Component data from apps and pages:
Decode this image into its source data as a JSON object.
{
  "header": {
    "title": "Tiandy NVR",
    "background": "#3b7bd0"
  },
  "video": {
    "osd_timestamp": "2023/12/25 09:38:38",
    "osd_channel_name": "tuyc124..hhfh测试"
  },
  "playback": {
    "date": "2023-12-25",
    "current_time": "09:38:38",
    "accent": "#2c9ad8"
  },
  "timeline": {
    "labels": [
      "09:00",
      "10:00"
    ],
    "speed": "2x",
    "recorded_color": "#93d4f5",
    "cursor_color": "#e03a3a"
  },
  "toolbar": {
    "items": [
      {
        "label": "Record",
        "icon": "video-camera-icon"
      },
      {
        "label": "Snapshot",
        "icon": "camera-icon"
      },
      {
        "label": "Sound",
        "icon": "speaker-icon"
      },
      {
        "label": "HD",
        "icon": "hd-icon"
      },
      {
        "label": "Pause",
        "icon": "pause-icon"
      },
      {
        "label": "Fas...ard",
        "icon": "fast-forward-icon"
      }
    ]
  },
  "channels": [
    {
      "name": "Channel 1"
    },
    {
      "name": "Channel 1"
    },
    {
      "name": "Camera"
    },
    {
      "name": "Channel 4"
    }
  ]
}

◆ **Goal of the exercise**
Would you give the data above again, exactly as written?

◆ **Answer to the exercise**
Decode this image into its source data as a JSON object.
{
  "header": {
    "title": "Tiandy NVR",
    "background": "#3b7bd0"
  },
  "video": {
    "osd_timestamp": "2023/12/25 09:38:38",
    "osd_channel_name": "tuyc124..hhfh测试"
  },
  "playback": {
    "date": "2023-12-25",
    "current_time": "09:38:38",
    "accent": "#2c9ad8"
  },
  "timeline": {
    "labels": [
      "09:00",
      "10:00"
    ],
    "speed": "2x",
    "recorded_color": "#93d4f5",
    "cursor_color": "#e03a3a"
  },
  "toolbar": {
    "items": [
      {
        "label": "Record",
        "icon": "video-camera-icon"
      },
      {
        "label": "Snapshot",
        "icon": "camera-icon"
      },
      {
        "label": "Sound",
        "icon": "speaker-icon"
      },
      {
        "label": "HD",
        "icon": "hd-icon"
      },
      {
        "label": "Pause",
        "icon": "pause-icon"
      },
      {
        "label": "Fas...ard",
        "icon": "fast-forward-icon"
      }
    ]
  },
  "channels": [
    {
      "name": "Channel 1"
    },
    {
      "name": "Channel 1"
    },
    {
      "name": "Camera"
    },
    {
      "name": "Channel 4"
    }
  ]
}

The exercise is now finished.